State has $1 million for energy rebates
With winter fast approaching, the Tennessee Department of Economic and Community Development's Energy Division reminds Tennesseans that there is still more than $1 million remaining for energy efficient appliance rebates.
Customers who buy a qualifying Energy Star appliance to replace less efficient models can receive up to $40 for a room air conditioner, $150 for a gas furnace and $250 for an air source heat pump or central air conditioner.
Since the rebates were first offered in April 2010, the state has paid rebates to 17,491 Tennesseans for a total of more than $4.1 million.
"As the clock winds down on this program, ECD's Energy Division would like to encourage Tennesseans to take advantage of the rebate while it is available," said Molly Cripps, the program director. "Energy Star heating and cooling units will decrease energy usage which can result in lower bills for our residents, all while supporting the state's conservation efforts."
Visit www.e-rebates.org/teearp to begin the online rebate application process.
Tennessee senators veto payroll tax cut
Tennessee's U.S. senators last week voted against President Obama's proposal to extend the payroll tax break for another year to help spur the economy.
U.S. Sen. Bob Corker, R-Tenn., said the temporary cut in the Social Security payroll tax undermines the type of broad-based tax reform needed to spur long-term economic growth.

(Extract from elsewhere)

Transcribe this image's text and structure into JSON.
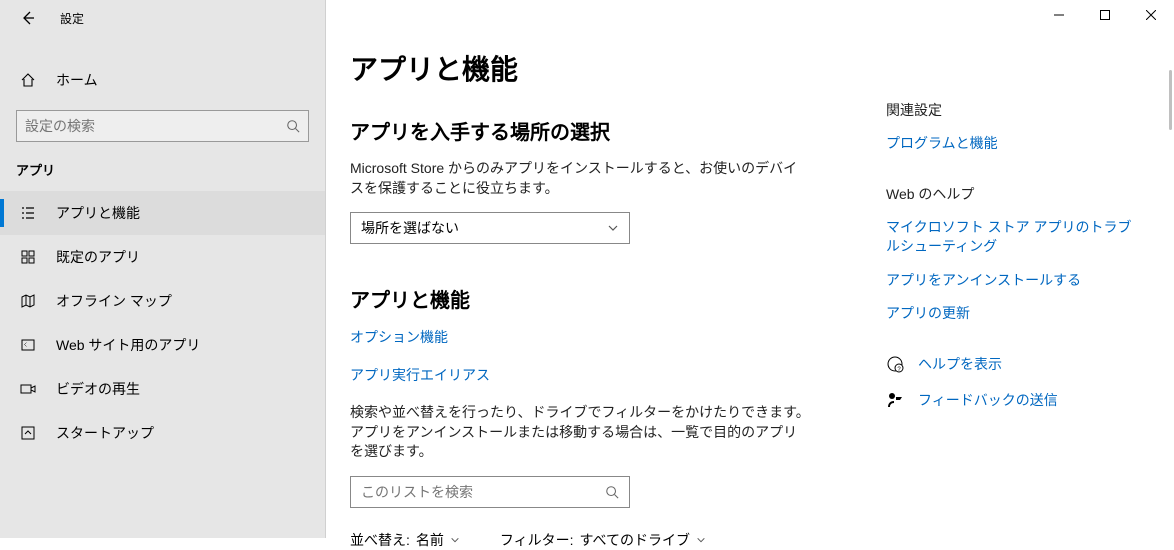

"This extension is yet another example of Washington's benefit now, pay later mentality, and it moves us further away from solving our long-term spending and deficit problems," he said. "We need to simplify and flatten our tax code in a way that eliminates loopholes, broadens the base and reduces rates across the board."
U.S. Sen. Lamar Alexander, R-Tenn., said extending the payroll tax cut "would turn a one-time tax holiday into a long-term raid on Social Security funding, threatening its solvency."
Failure by Congress to approve an extension of the payroll tax break before it expires at the end of the year would result in an average $1,000 annual tax hike on 160 million American workers.
House Speaker John A. Boehner and House leaders are compiling a package, to be unveiled next week, that would extend the payroll tax break, unemployment insurance benefits and a routine pay adjustment for doctors who handle Medicare patients.
LifeKraze rewards active UTC students
The local social media startup LifeKraze last week announced the winner of its month-long competition on the campus of the University of Tennessee at Chattanooga.
LifeKraze awarded $1,000 to the UTC University Honors program, which beat out more than a dozen campus groups who participated in the online competition to reward each others' activities. The Honors Program donated their winnings to Bridge Refugees Services, a local non-profit organization.
LifeKraze allows individuals to share their personal accomplishments online in short posts, which can be rewarded by the other users on the site. These accomplishments can also be tagged and sorted. UTC students were encouraged to tag their achievements with their organization's designated tag.
"We were really excited to launch this competition on UTC's campus," said Ben Wagner, CEO of LifeKraze. "We're proud of our city and are excited to be able to support what students are doing."
Power rates rise as winter invades
Tennessee Valley Electricity users may not like this month's 2.8 percent rise in wholesale power rates by TVA, but electricity users in neighboring North Carolina could be hit with a far bigger increase.
North Carolina utilities regulators opened hearings last week on whether Duke Energy Corp. should be allowed to raise electricity rates by 7.2 percent in February on its 1.8 million customers in the Tar Heel state.
Although the increase is only half of Duke's original 15 percent rate hike proposal, electricity bills would still increase by about $7 a month for the average household if the rate increase is approved. Utilities regulators in August approved adding about $5 to the average monthly home power bill due to higher fuel costs.